The various responses to the snowballing crisis are all, in their way, quite interesting, as are the responses that we might have expected, but haven’t yet seen. The other day, after spending some time trying to get very basic suggestions about handling face coverings, I observed that:
if ours wasn’t a fundamentally failed society we would already have whole genre of articles on how often the dapper man-about-town washes his designer face masks, how many he packs for a weekend business trip, what clever luggage accessories he uses to keep his supply both clean and at the ready, etc.
Instead, we seem to have a lot of indications that US political culture has, in general, nearly exhausted its capacity to respond to crisis in anything but the most cartoonish ways. Think, for example, about the “right to reopen” protests, which look like nothing more or less than “open carry” demonstrations for possible contagion. Privilege is a word that has perhaps suffered from too widespread application at times, but I have trouble thinking of the claimed “right” to simply ignore the possible consequences of inadvertent disease transmission in any other terms (with or without the martial posturing.) Having seen rote protests of “government overreach” turn almost immediately into protests of government restraint as soon as the new round of BLM protests erupted couldn’t have been any less surprising. And nothing about the old politicians somehow imagining the problem at the moment was lack of police funding was surprising, except perhaps the fact that they didn’t have the sense to keep that thought to themselves, at least for a little while.

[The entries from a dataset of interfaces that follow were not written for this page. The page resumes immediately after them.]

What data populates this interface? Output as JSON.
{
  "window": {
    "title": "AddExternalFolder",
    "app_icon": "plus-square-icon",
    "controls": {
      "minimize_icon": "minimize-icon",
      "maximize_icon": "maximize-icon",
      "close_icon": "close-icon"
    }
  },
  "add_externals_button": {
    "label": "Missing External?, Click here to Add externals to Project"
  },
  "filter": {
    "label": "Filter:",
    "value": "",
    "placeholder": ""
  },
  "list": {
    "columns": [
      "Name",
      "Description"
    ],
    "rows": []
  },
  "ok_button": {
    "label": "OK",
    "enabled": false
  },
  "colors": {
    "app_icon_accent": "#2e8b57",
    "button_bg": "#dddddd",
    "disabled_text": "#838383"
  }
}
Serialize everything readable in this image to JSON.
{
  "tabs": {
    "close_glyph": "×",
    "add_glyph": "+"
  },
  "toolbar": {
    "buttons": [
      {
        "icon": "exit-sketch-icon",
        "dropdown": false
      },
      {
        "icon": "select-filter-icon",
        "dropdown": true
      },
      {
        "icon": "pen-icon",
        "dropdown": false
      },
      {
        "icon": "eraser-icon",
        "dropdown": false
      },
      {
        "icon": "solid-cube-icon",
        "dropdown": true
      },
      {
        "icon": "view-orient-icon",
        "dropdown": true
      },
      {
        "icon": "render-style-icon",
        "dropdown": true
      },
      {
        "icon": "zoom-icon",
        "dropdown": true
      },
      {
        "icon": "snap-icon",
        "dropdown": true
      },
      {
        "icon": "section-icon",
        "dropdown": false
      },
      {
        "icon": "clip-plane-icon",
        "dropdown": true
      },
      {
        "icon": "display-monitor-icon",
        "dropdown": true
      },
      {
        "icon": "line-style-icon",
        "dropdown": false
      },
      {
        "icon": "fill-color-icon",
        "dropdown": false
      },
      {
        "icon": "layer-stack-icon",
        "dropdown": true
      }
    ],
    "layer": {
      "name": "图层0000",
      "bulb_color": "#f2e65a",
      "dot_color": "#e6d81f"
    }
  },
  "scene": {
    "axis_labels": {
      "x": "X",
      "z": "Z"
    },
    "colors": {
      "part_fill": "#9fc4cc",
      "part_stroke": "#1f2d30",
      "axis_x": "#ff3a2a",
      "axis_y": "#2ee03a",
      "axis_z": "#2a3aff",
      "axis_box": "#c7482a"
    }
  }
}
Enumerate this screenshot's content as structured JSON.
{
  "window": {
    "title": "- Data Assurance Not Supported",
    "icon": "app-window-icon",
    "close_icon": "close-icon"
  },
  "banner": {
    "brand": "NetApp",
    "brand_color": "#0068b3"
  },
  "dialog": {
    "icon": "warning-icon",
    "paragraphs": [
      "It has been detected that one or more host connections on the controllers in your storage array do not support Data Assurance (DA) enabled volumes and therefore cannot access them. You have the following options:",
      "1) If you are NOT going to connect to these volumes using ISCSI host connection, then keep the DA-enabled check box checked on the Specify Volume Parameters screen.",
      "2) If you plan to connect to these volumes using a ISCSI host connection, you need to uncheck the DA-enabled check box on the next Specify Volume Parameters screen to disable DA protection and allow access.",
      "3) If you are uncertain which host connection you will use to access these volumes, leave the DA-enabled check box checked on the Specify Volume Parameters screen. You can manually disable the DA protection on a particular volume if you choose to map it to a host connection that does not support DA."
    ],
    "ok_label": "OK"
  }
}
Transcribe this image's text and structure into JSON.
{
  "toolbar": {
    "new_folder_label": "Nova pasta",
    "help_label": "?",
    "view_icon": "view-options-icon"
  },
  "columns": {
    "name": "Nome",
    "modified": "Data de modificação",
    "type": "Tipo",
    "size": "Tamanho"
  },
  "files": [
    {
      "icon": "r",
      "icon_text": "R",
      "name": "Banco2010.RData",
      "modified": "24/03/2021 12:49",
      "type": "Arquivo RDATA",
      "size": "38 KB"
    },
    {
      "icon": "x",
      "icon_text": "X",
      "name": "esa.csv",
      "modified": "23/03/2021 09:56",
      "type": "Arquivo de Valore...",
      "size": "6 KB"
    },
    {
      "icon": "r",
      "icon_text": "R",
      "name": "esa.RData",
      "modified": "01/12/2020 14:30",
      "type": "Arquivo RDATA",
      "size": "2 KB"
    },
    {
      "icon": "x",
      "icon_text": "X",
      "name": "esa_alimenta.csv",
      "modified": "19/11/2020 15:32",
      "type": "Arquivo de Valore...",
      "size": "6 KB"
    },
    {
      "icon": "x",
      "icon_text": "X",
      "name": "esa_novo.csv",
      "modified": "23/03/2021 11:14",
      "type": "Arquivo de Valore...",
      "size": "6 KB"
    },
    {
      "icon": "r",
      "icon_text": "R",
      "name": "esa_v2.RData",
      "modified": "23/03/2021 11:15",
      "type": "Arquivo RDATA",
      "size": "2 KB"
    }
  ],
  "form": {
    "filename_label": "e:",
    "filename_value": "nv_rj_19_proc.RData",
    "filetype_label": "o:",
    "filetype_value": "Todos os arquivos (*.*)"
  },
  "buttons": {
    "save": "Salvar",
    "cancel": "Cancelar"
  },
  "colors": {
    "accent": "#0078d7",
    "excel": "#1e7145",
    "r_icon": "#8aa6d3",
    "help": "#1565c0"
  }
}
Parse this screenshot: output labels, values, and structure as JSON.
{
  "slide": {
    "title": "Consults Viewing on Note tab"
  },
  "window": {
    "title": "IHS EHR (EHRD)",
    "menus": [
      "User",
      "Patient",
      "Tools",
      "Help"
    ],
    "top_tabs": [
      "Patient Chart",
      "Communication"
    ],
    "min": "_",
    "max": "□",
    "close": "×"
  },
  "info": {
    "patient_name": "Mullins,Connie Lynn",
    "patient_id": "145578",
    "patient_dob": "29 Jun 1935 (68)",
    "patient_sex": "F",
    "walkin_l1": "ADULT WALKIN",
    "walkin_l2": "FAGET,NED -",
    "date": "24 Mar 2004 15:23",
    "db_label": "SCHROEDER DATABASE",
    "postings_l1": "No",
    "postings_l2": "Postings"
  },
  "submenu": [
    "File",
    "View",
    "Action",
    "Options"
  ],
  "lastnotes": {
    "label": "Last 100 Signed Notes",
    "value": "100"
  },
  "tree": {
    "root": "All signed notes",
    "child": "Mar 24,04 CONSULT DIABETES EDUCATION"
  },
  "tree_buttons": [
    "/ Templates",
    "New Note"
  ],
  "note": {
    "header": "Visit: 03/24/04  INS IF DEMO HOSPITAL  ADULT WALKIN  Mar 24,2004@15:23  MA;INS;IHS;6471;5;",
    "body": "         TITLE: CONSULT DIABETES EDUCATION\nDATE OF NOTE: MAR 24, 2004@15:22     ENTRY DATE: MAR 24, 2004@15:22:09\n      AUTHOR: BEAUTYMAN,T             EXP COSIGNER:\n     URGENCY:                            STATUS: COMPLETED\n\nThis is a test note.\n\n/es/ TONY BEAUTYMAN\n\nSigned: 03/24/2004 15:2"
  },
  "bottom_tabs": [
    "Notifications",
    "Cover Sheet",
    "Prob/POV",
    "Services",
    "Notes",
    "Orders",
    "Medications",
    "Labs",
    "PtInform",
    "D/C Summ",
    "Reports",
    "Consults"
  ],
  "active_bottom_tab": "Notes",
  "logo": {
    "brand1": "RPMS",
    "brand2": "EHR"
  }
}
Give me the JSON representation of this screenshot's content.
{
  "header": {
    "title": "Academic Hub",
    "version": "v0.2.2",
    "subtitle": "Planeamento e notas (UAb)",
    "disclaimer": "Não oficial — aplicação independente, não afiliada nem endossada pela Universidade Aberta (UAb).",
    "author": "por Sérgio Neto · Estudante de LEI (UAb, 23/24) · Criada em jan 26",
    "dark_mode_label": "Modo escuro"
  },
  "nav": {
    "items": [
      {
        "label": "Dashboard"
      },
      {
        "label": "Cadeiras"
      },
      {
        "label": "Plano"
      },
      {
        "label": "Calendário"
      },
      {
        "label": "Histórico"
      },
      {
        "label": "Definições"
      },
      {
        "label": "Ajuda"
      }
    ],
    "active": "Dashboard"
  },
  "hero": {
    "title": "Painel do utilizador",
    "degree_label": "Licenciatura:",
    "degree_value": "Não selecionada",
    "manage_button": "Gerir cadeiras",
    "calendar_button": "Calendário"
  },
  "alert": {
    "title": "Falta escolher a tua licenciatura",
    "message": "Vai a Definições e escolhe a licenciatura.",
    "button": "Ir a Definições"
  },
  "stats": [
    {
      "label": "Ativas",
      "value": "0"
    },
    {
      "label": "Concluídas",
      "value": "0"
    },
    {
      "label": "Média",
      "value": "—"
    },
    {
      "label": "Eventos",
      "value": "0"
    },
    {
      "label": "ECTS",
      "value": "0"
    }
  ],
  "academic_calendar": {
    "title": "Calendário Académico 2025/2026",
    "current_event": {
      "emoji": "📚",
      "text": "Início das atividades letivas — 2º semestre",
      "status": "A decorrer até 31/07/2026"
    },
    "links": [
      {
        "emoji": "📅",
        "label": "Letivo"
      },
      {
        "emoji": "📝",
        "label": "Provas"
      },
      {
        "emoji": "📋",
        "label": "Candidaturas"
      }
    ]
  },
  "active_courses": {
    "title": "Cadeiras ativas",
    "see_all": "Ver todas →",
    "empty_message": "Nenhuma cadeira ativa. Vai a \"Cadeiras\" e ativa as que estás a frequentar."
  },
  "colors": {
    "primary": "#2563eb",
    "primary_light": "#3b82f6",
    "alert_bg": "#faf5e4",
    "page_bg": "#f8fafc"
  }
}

There are certainly hopeful flashes of energy and light from various quarters, particularly where the protests and occupations have passed through their own fairly rote phases and participants are learning to occupy and make use of the comparatively novel social spaces that have emerged. And I’m in no hurry to see those spaces closed or to witness the postmortems that will inevitably follow. I hope the impulse to drag things out and drag things into the open will continue to prevail for a good long time, with or without help and encouragement from the anarchist milieus.
But I can’t help feeling that, alongside all the other things that are happening in this particular moment, there is a particularly anarchistic opening, of a sort that perhaps we are not well prepared to grasp as our own. The mixture of urgency and uncertainty we feel as pandemic precautions have become the factor organizing so much of our social existence, in a context where conventional political responses are so plainly inadequate, is a real taste, not just of the anarchic, but of a rather profound sort of anarchy, which we might associate with conditions a few steps “after the revolution” (with all due reservations about the r-word.) It is an experience of anarchy without liberation, as the whole stupid apparatus of authority continues to do its best to grind us down, but still…
Action in the face of a critical sort of uncertainty, under conditions where the whole apparatus of laws and rights struggles to find a purchase on acts with no very clear consequences, at a moment when the regime of authority is clearly showing strain at the seams — this is almost certainly no one’s idea of “the revolution,” but it may be as close as we are likely to come, for now, to being in the shoes of Déjacque’s bilge-rat, finally drilling through that hull and being fairly certain that the anarchy pouring in is not actually drowning us.
And perhaps that is all still rather vague, but one explanation would be that a genuinely anarchy-centered anarchism is not something we have had a lot of practice recognizing “in the wild.”